What inspires your menu?
There is no plan, it’s a case of what we can get in. It’s all about getting by with the size of the restaurant and the kitchen. Creating a menu that’s small enough to justify having a restaurant, but not too big so that life is manageable. Everything is super tight and concise, cooked to order. We don’t have much, we can’t have much. It’s a thrift restaurant!
How important is having a strong and local network for the Pitt Cue?
Now we’ve got it up and running it all about the relationships with the people involved. Our farmer Charlie I would consider one of my best friends. The butchers I would consider them great friends as well. Its not just a case of necessity, it’s become a way of life rather than a part of an order sheet. It’s ingrained in me now. If you took away Cornwall or the farm, I would be out. I don’t get enough satisfaction out of just cooking in London and that’s why I spend three days a week in Cornwall, I have to be down on the farm to get a sense of fulfillment, working with the animals and immersing myself in that environment.
What is the idea and inspiration behind your branding and logo?
A lot of it has been organic, its grown and happened. The artwork and logo is all from a friend who’s an artist. I’m lucky to have a network of people around me who enjoy good things; they’re lead by product, not financial gain. It’s the same with Charlie the farmer, the butchers, you guys (Red Wing Heritage), its nice to be things with like-minded people and do it well. They might not necessarily be interested in food but there’s a similar aesthetic behind it.
I have no reason to own three pairs of boots, but there’s a joy about wearing something that’s been made by someone who cares. We don’t have to make all our own bacon, but there’s a joy about doing it right. The customer might not know, it probably loses us lots of money but if its righteous then its worth pursuing.
Is it important in business to be original and to carve your own path?
I think you’ve got to stick to your guns with business. Don’t be different tot try and be different, if you’re doing something and it feels right, you gotta do it. You shouldn’t follow any plans. If you’ve got a passion and something gives you that gut feeling; that’s what you have to pursue. Pig farming has been done before, restaurants have had their own animals before; but if it just feels right to you, you’ve gotta do it. My brother has started making the wine for the restaurant, and of course restaurants have made their own wine before, but if you can enjoy the project and get something out of it then that’s the most important thing.
Do you still feel excited and ambitious for the future?
I am. We need to kick on. Our current site is too small. I would like to focus on the farm and get that even more solid. We need to do something new for sure; it’s just a case of when it feels right and when I’ve got the energy. For now I want to spend more time on the farm working on new sausage recipes.
Update on Pitt Cue Co. New site at 1 THE AVENUE, DEVONSHIRE SQUARE, LONDON, EC2M 4PYP opens this February.
Do you prefer Winter or Summer?

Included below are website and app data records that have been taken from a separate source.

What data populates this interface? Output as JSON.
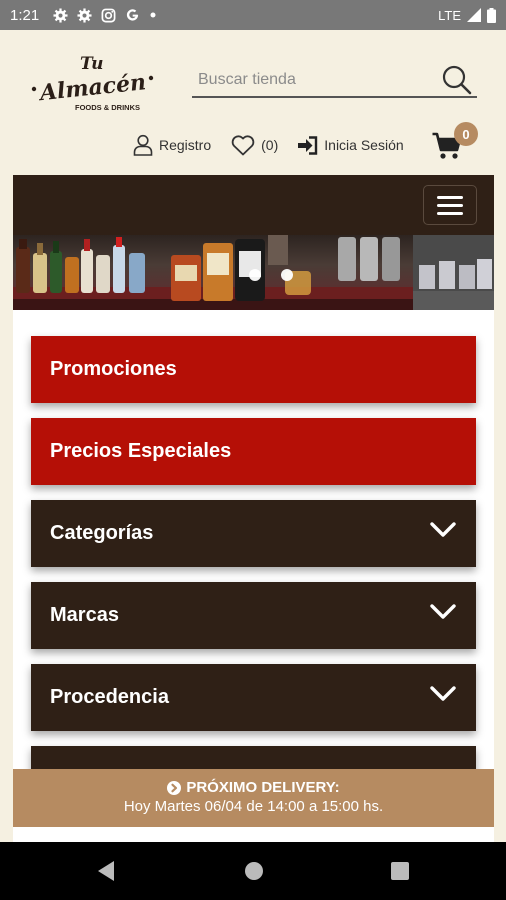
{
  "status_bar": {
    "time": "1:21",
    "network": "LTE",
    "icons": [
      "gear-icon",
      "gear-icon",
      "instagram-icon",
      "google-icon",
      "dot-icon",
      "wifi-icon",
      "signal-icon",
      "battery-icon"
    ]
  },
  "header": {
    "logo": {
      "line1": "Tu",
      "line2": "Almacén",
      "tagline": "FOODS & DRINKS"
    },
    "search": {
      "placeholder": "Buscar tienda",
      "value": ""
    },
    "register_label": "Registro",
    "wishlist_count": "(0)",
    "login_label": "Inicia Sesión",
    "cart_count": "0"
  },
  "menu": {
    "items": [
      {
        "label": "Promociones",
        "style": "red",
        "expandable": false
      },
      {
        "label": "Precios Especiales",
        "style": "red",
        "expandable": false
      },
      {
        "label": "Categorías",
        "style": "brown",
        "expandable": true
      },
      {
        "label": "Marcas",
        "style": "brown",
        "expandable": true
      },
      {
        "label": "Procedencia",
        "style": "brown",
        "expandable": true
      }
    ]
  },
  "delivery": {
    "title": "PRÓXIMO DELIVERY:",
    "detail": "Hoy Martes 06/04 de 14:00 a 15:00 hs."
  },
  "colors": {
    "background": "#f5f0e1",
    "red": "#b50f06",
    "brown": "#2f2016",
    "accent": "#b68b61"
  }
}
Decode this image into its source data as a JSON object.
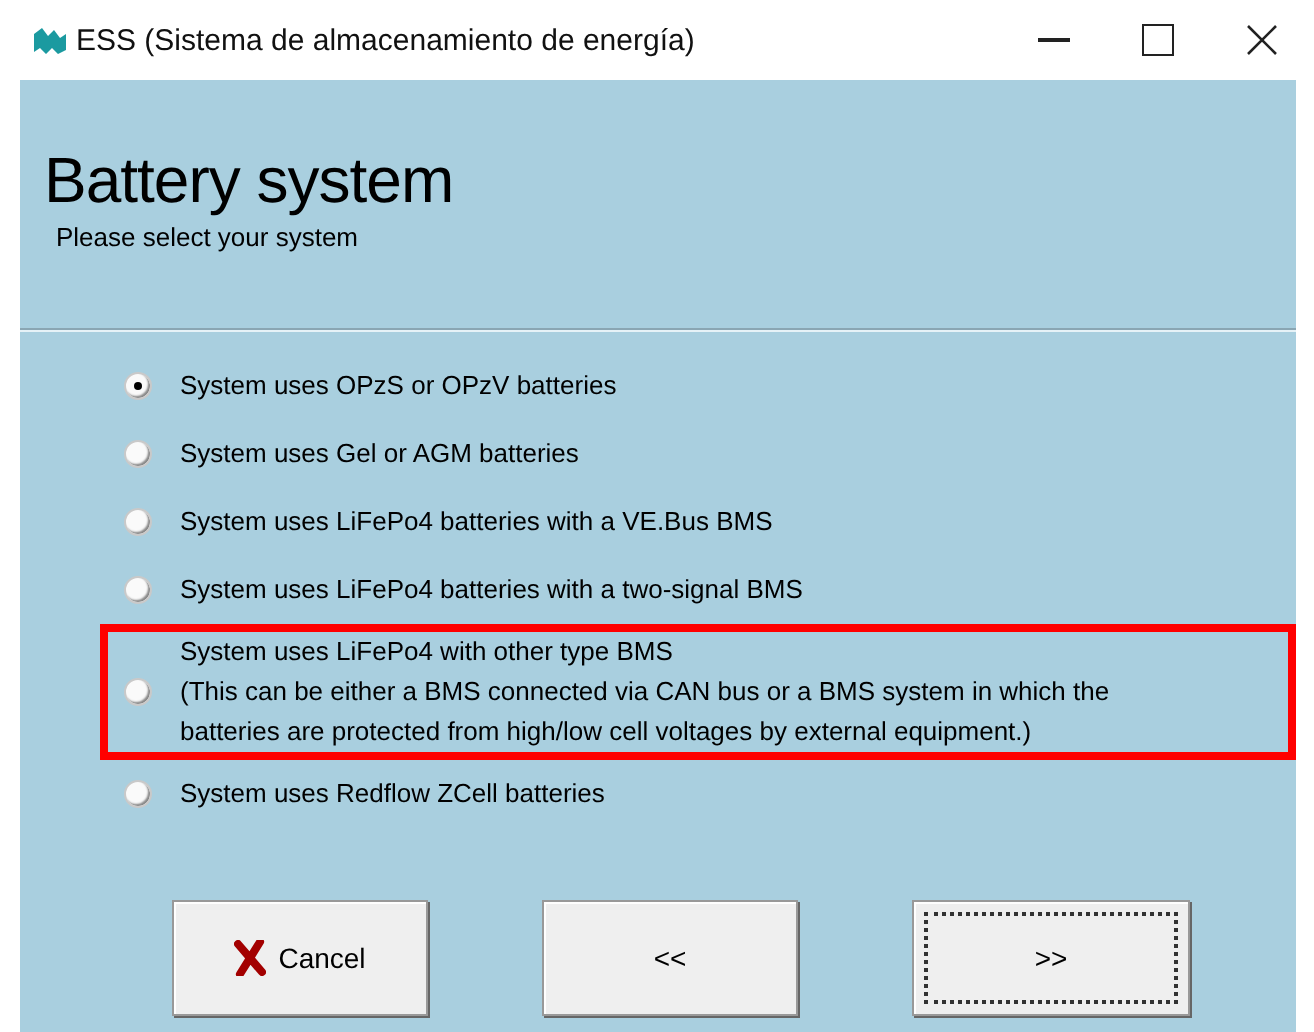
{
  "window": {
    "title": "ESS (Sistema de almacenamiento de energía)"
  },
  "header": {
    "title": "Battery system",
    "subtitle": "Please select your system"
  },
  "options": [
    {
      "lines": [
        "System uses OPzS or OPzV batteries"
      ],
      "selected": true,
      "highlighted": false
    },
    {
      "lines": [
        "System uses Gel or AGM batteries"
      ],
      "selected": false,
      "highlighted": false
    },
    {
      "lines": [
        "System uses LiFePo4 batteries with a VE.Bus BMS"
      ],
      "selected": false,
      "highlighted": false
    },
    {
      "lines": [
        "System uses LiFePo4 batteries with a two-signal BMS"
      ],
      "selected": false,
      "highlighted": false
    },
    {
      "lines": [
        "System uses LiFePo4 with other type BMS",
        "(This can be either a BMS connected via CAN bus or a BMS system in which the",
        "batteries are protected from high/low cell voltages by external equipment.)"
      ],
      "selected": false,
      "highlighted": true
    },
    {
      "lines": [
        "System uses Redflow ZCell batteries"
      ],
      "selected": false,
      "highlighted": false
    }
  ],
  "buttons": [
    {
      "kind": "cancel",
      "label": "Cancel",
      "focused": false
    },
    {
      "kind": "back",
      "label": "<<",
      "focused": false
    },
    {
      "kind": "next",
      "label": ">>",
      "focused": true
    }
  ]
}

That’s a tough one. You can’t beat sitting by a pub fire in Winter but Summer in Cornwall is something else. I’d go for Spring if anything. The countryside is full of energy as its all about to kick off and everything is started to bud.

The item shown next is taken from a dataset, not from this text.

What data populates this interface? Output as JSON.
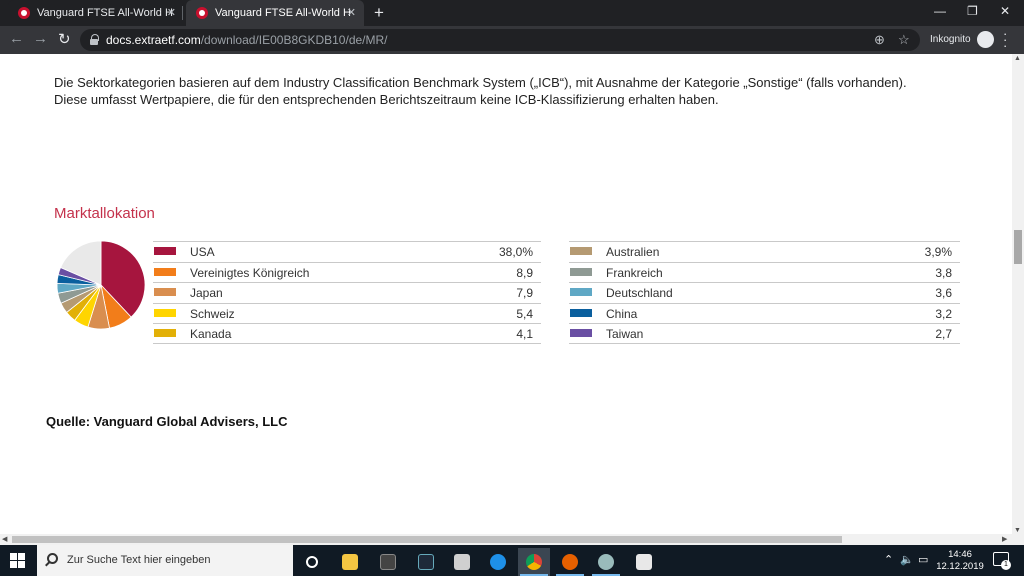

Describe Red Wing boots in 3 words:
That’s tough, I don’t think 3 words could do them justice: Changed. My. Life. But I really think they have, before this I was wearing a rough boots on the farm and having to change when I came back into town. But now I have one boot for everything.